Sayak enjoyed the waves, being used to similarly sized waves on the other side of the Bay of Bengal where he spent his childhood holidays. I, on the other hand, being used to Baltic modestly-sized waves and smooth waters of the Mediterranean wasn’t comfortable with that level of roughness at all. Kata beach wasn’t an exception: Karon, Patong and most probably all the other beaches in the area had exactly the same sea conditions.
BUDDHA VIEWPOINT- PHUKET FROM ABOVE
On the second day, we ditched the beach and decided to see the Buddha viewpoint. Most of the visitors hired a taxi or a tuk-tuk to get there, but we wanted to avoid paying exorbitant prices. Getting to the Buddha viewpoint independently is possible, but requires a 6 km walk, mostly in the scorching sun so it’s not an option for everyone.
We took a songtheow to Chalong (on the route to Kata beach) for 30 baht and got off near the petrol station. Just tell the driver you’re going to the Big Buddha and he’ll drop you at the right place. We crossed the street and took a tarmac road heading towards the hill with a huge, white Buddha on top.
I must admit it wasn’t the nicest of walks. First of all, there was very little shadow for the first half of the way (until reaching the foot of the forested hill). Secondly, the road was quite busy with vehicles carrying tourists. Lastly, we had to pass by some elephants used for carrying the tourist and the sight of those poor creatures always makes me very sad. On the plus side, the walk was really easy as the road gently wound upwards and there were plenty of viewpoints on the way.
Just as I expected, the top of the hill was full of tourists but the area was big enough to find a quieter spot to sit down and enjoy the panoramic views at both sides of the island. There wasn’t much to see apart from the views.
I was genuinely surprised how many forest covered hills remained intact on this incredibly touristic islands. Most of the coast was scarred with high-rise hotels, though. Nevertheless, the bird-eye view of Phuket exceeded my expectations.
There were just a couple of altars, some of which were actually devoted to Chinese and Hindu deities.
We read in the blogs it was possible to walk through the forest all the way to Kata beach and we thought it’d be a brilliant idea, considering how hot and sweaty we were. We had to ask the cafe owners on the way how to find that path, though. The turn to the hiking trail was located around 500 meters below the top of the hill, shortly after a small viewing platform. There was a sign on a wooden board saying ‘Kata beach’ but if you didn’t know where to look, it’d be quite easy to miss it.
THE ‘WILDER’ WAY DOWN
The walk down was much more adventurous than going up: the path through a banana plantation was narrow and very steep.
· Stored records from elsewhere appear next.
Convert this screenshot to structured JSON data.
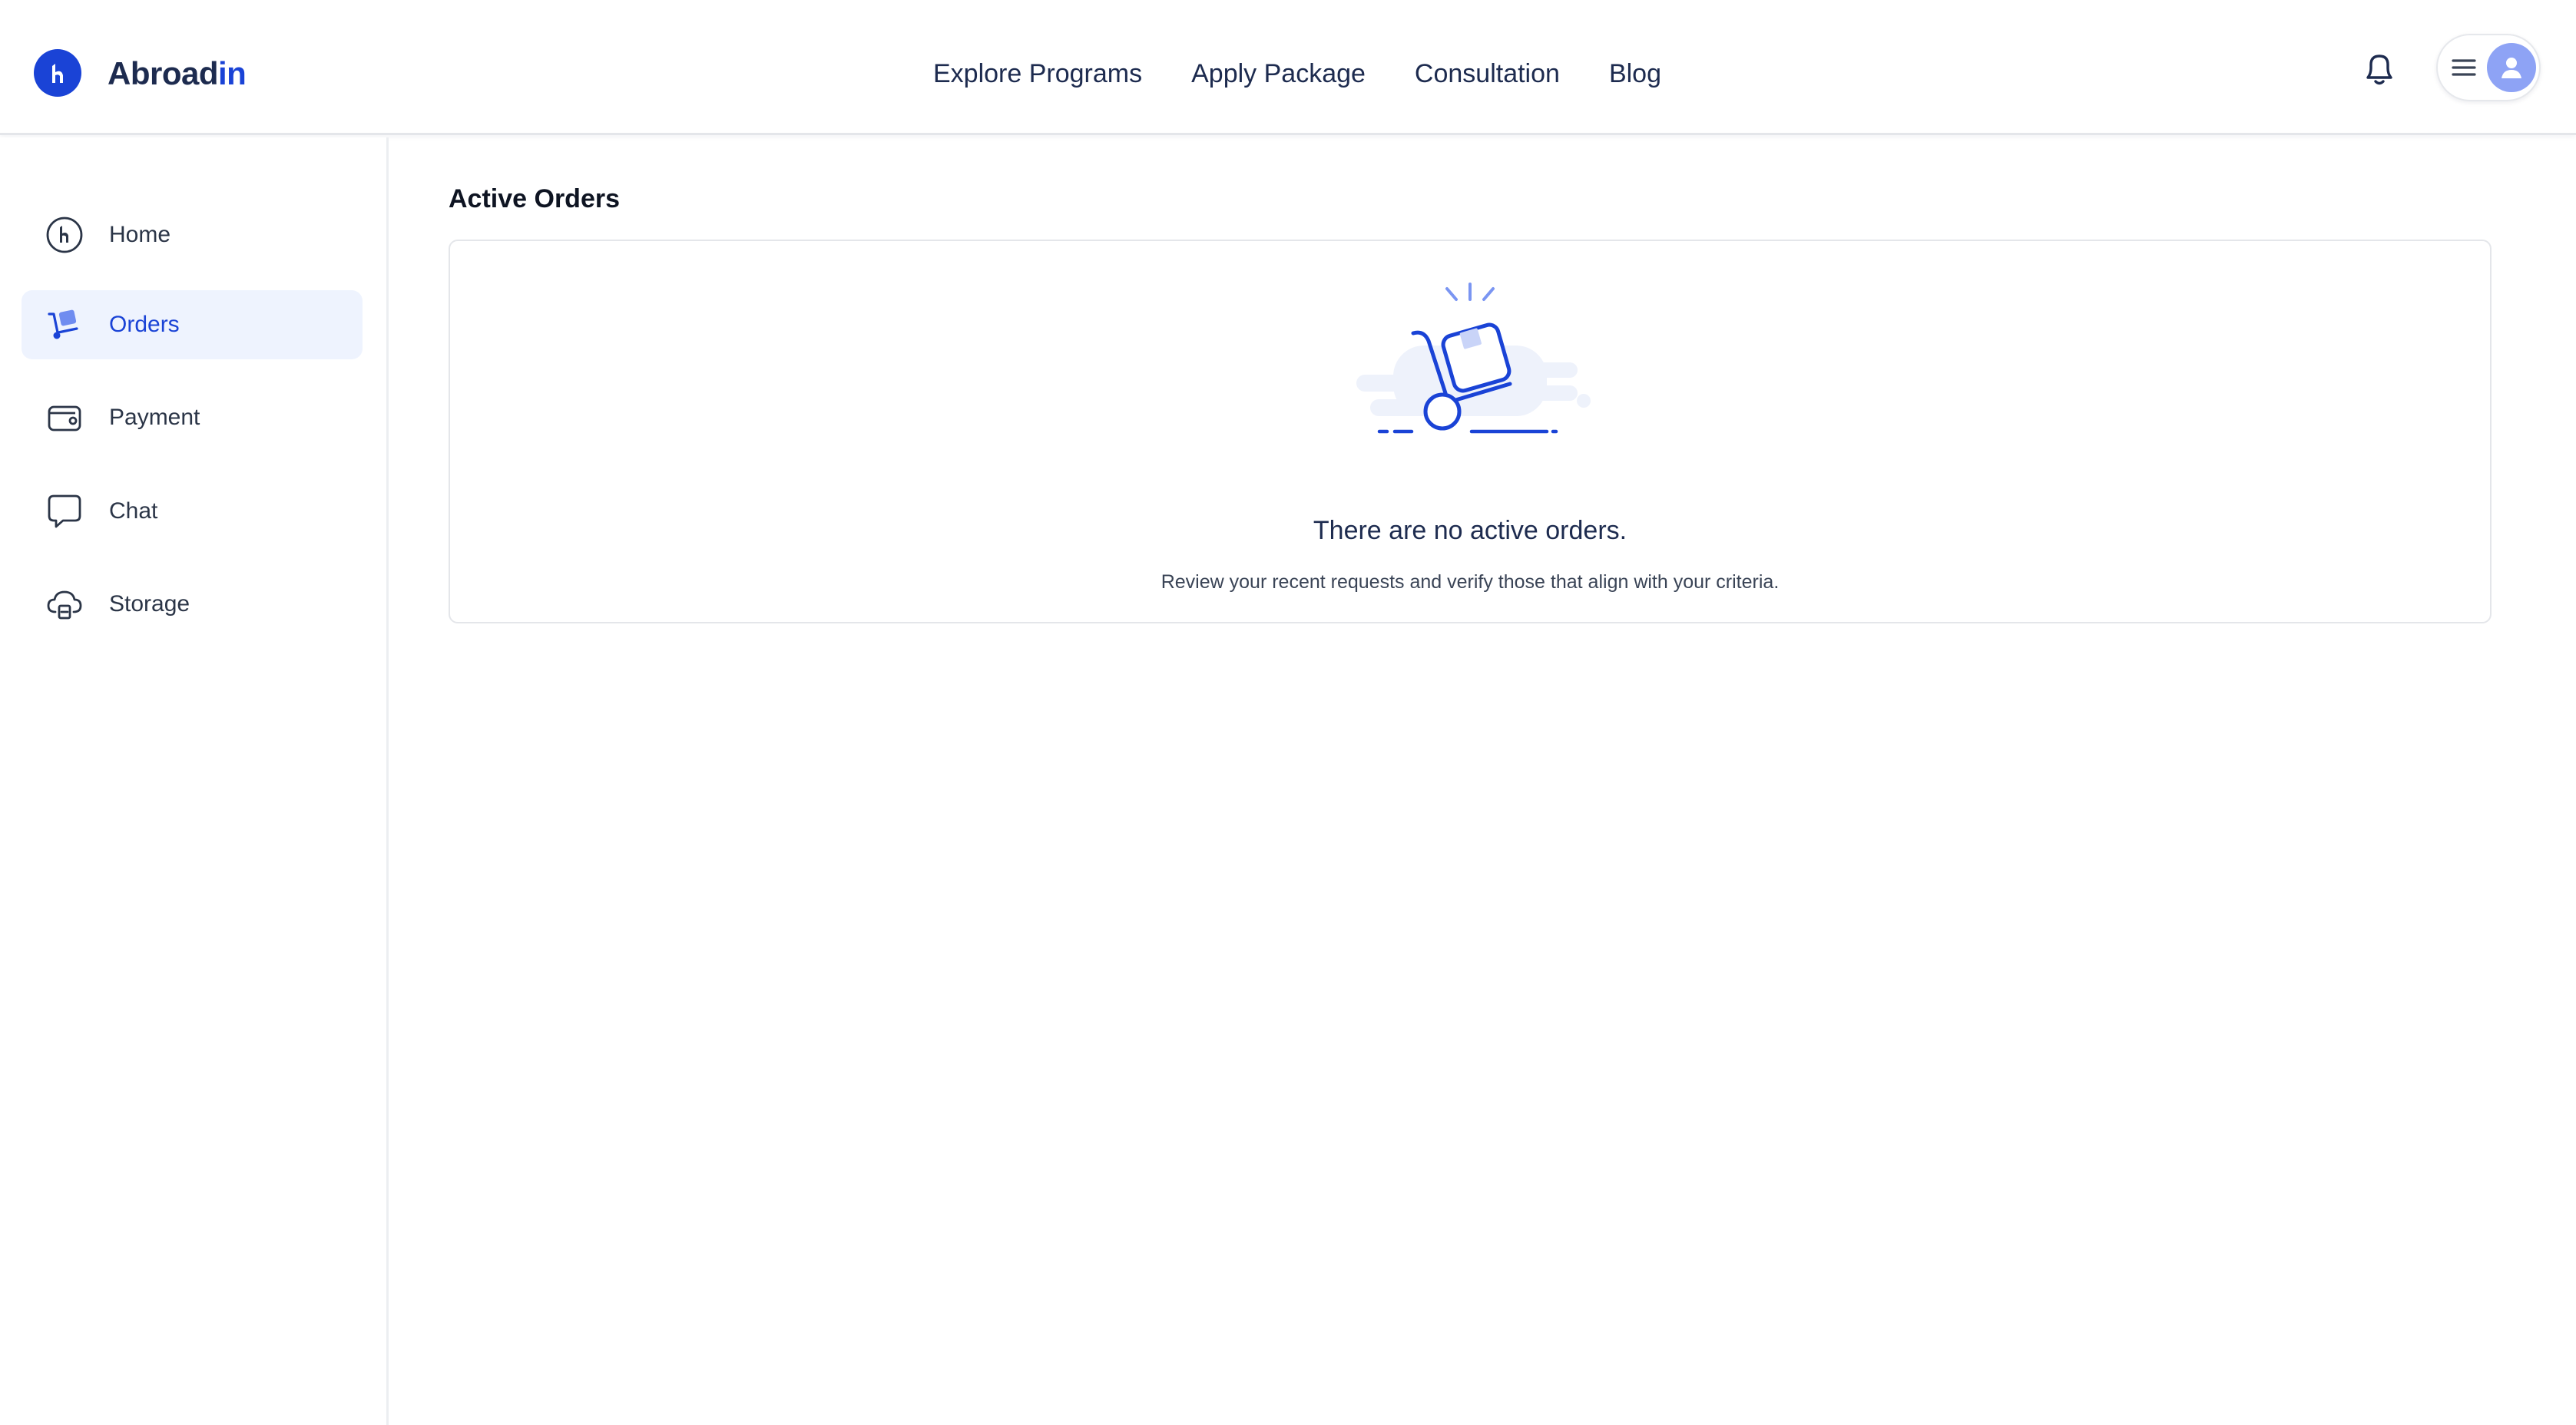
{
  "header": {
    "brand_part1": "Abroad",
    "brand_part2": "in",
    "nav": [
      "Explore Programs",
      "Apply Package",
      "Consultation",
      "Blog"
    ],
    "icons": {
      "logo": "logo-mark-icon",
      "notifications": "bell-icon",
      "menu": "hamburger-menu-icon",
      "avatar": "user-avatar-icon"
    }
  },
  "sidebar": {
    "items": [
      {
        "label": "Home",
        "icon": "home-logo-icon",
        "active": false
      },
      {
        "label": "Orders",
        "icon": "hand-truck-icon",
        "active": true
      },
      {
        "label": "Payment",
        "icon": "wallet-icon",
        "active": false
      },
      {
        "label": "Chat",
        "icon": "chat-bubble-icon",
        "active": false
      },
      {
        "label": "Storage",
        "icon": "cloud-storage-icon",
        "active": false
      }
    ]
  },
  "main": {
    "title": "Active Orders",
    "empty_state": {
      "title": "There are no active orders.",
      "subtitle": "Review your recent requests and verify those that align with your criteria.",
      "illustration": "hand-truck-package-illustration"
    }
  },
  "colors": {
    "accent": "#1a43d6",
    "accent_light": "#eef3fe",
    "avatar_bg": "#8ea3f5",
    "text_dark": "#1d2b4f",
    "border": "#e4e6ea"
  }
}
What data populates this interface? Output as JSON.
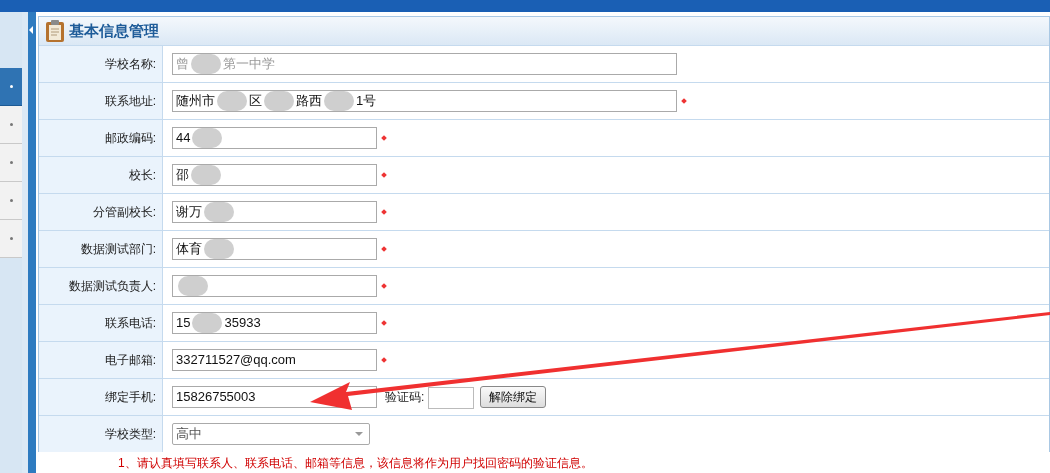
{
  "sidebar": {
    "items": [
      {
        "selected": true
      },
      {
        "selected": false
      },
      {
        "selected": false
      },
      {
        "selected": false
      },
      {
        "selected": false
      }
    ]
  },
  "panel": {
    "title": "基本信息管理"
  },
  "form": {
    "rows": [
      {
        "label": "学校名称:",
        "kind": "input",
        "wide": true,
        "disabled": true,
        "required": false,
        "parts": [
          {
            "kind": "text",
            "text": "曾"
          },
          {
            "kind": "blur"
          },
          {
            "kind": "text",
            "text": "第一中学"
          }
        ]
      },
      {
        "label": "联系地址:",
        "kind": "input",
        "wide": true,
        "disabled": false,
        "required": true,
        "parts": [
          {
            "kind": "text",
            "text": "随州市"
          },
          {
            "kind": "blur"
          },
          {
            "kind": "text",
            "text": "区"
          },
          {
            "kind": "blur"
          },
          {
            "kind": "text",
            "text": "路西"
          },
          {
            "kind": "blur"
          },
          {
            "kind": "text",
            "text": "1号"
          }
        ]
      },
      {
        "label": "邮政编码:",
        "kind": "input",
        "wide": false,
        "disabled": false,
        "required": true,
        "parts": [
          {
            "kind": "text",
            "text": "44"
          },
          {
            "kind": "blur"
          }
        ]
      },
      {
        "label": "校长:",
        "kind": "input",
        "wide": false,
        "disabled": false,
        "required": true,
        "parts": [
          {
            "kind": "text",
            "text": "邵"
          },
          {
            "kind": "blur"
          }
        ]
      },
      {
        "label": "分管副校长:",
        "kind": "input",
        "wide": false,
        "disabled": false,
        "required": true,
        "parts": [
          {
            "kind": "text",
            "text": "谢万"
          },
          {
            "kind": "blur"
          }
        ]
      },
      {
        "label": "数据测试部门:",
        "kind": "input",
        "wide": false,
        "disabled": false,
        "required": true,
        "parts": [
          {
            "kind": "text",
            "text": "体育"
          },
          {
            "kind": "blur"
          }
        ]
      },
      {
        "label": "数据测试负责人:",
        "kind": "input",
        "wide": false,
        "disabled": false,
        "required": true,
        "parts": [
          {
            "kind": "blur"
          }
        ]
      },
      {
        "label": "联系电话:",
        "kind": "input",
        "wide": false,
        "disabled": false,
        "required": true,
        "parts": [
          {
            "kind": "text",
            "text": "15"
          },
          {
            "kind": "blur"
          },
          {
            "kind": "text",
            "text": "35933"
          }
        ]
      },
      {
        "label": "电子邮箱:",
        "kind": "input",
        "wide": false,
        "disabled": false,
        "required": true,
        "parts": [
          {
            "kind": "text",
            "text": "332711527@qq.com"
          }
        ]
      },
      {
        "label": "绑定手机:",
        "kind": "phone",
        "wide": false,
        "disabled": false,
        "required": false,
        "parts": [
          {
            "kind": "text",
            "text": "15826755003"
          }
        ],
        "code_label": "验证码:",
        "button": "解除绑定"
      },
      {
        "label": "学校类型:",
        "kind": "select",
        "wide": false,
        "disabled": false,
        "required": false,
        "parts": [
          {
            "kind": "text",
            "text": "高中"
          }
        ]
      }
    ]
  },
  "note": "1、请认真填写联系人、联系电话、邮箱等信息，该信息将作为用户找回密码的验证信息。",
  "annotation": {
    "kind": "arrow"
  }
}
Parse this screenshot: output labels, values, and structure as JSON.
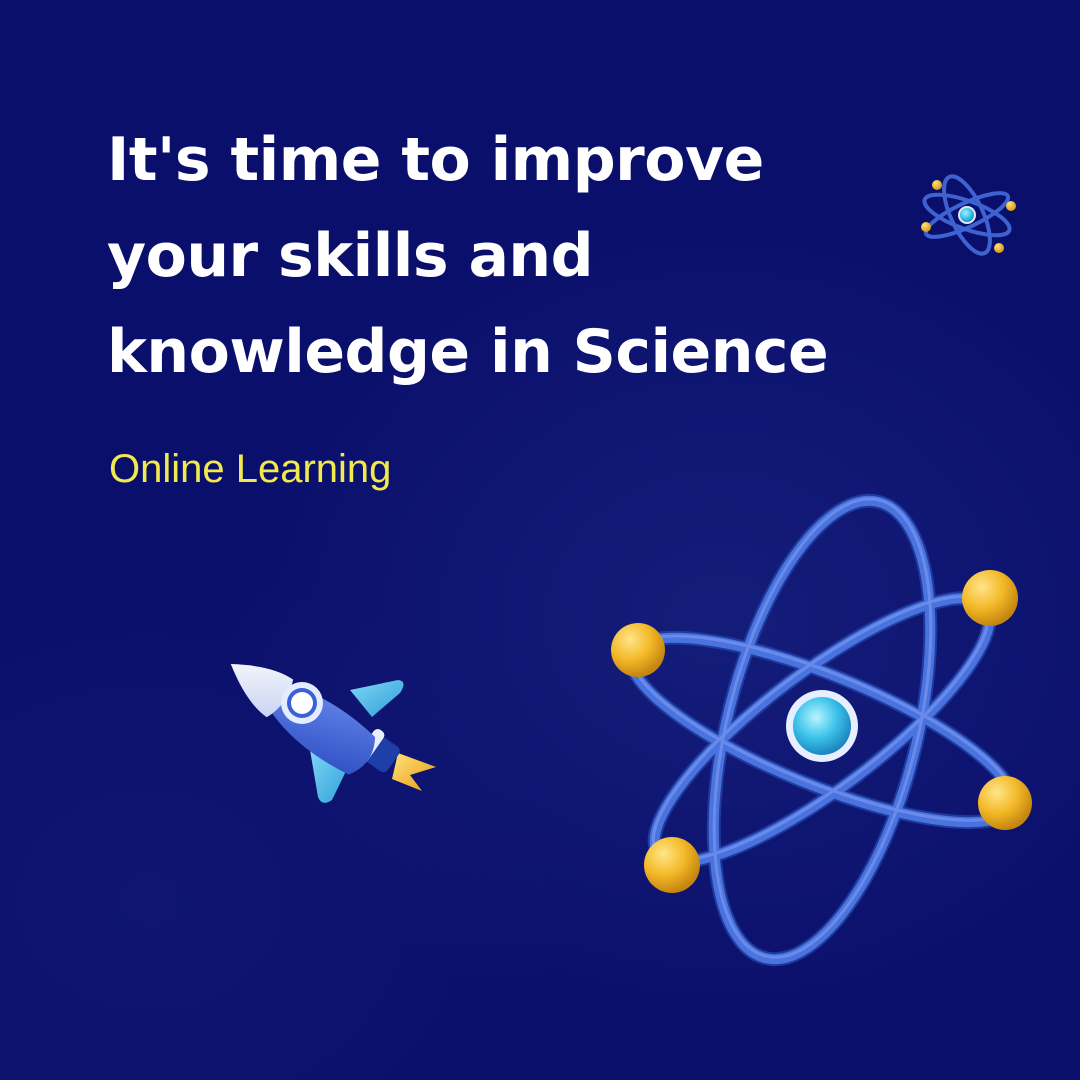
{
  "headline": {
    "line1": "It's time to improve",
    "line2": "your skills and",
    "line3": "knowledge in Science"
  },
  "subtitle": "Online Learning",
  "colors": {
    "background": "#0a0f6b",
    "headline": "#ffffff",
    "subtitle": "#f1ea4f",
    "orbit": "#3e63d1",
    "electron": "#f3b928",
    "nucleus": "#3cc3ea"
  },
  "icons": [
    "atom-icon",
    "rocket-icon"
  ]
}
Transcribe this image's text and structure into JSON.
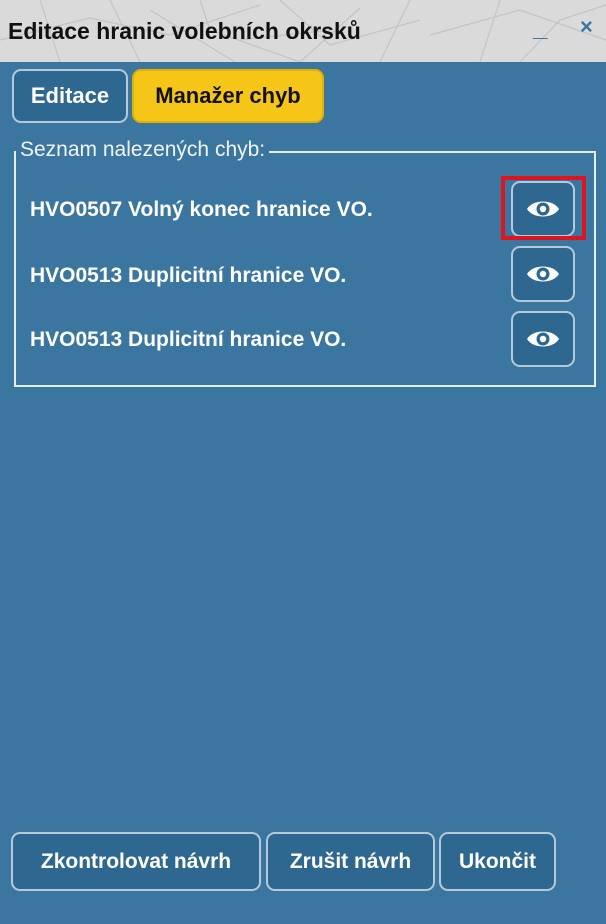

In many parts the ropes were attached between the trees for extra support. It was a pleasant getaway from the crowds. The path finally ended on a tarmac road where one had a choice to turn right to go to Karong beach or left to Kata.
We made our way to Kata beach intuitively (as Google wasn’t very reliable), heading consistently down through the Kata village alleys. We had to cross a very busy highway at some point and after further walk in the scorching sun, we finally reached the far end of the beach. Shortly after a refreshing swim, it started drizzling so we went back to Phuket Town. It must have been a peak hour since the journey was unusually long.
There were a couple more viewpoints in the area which we wanted to check out but rainy weather prevented us from a thorough exploration of the island.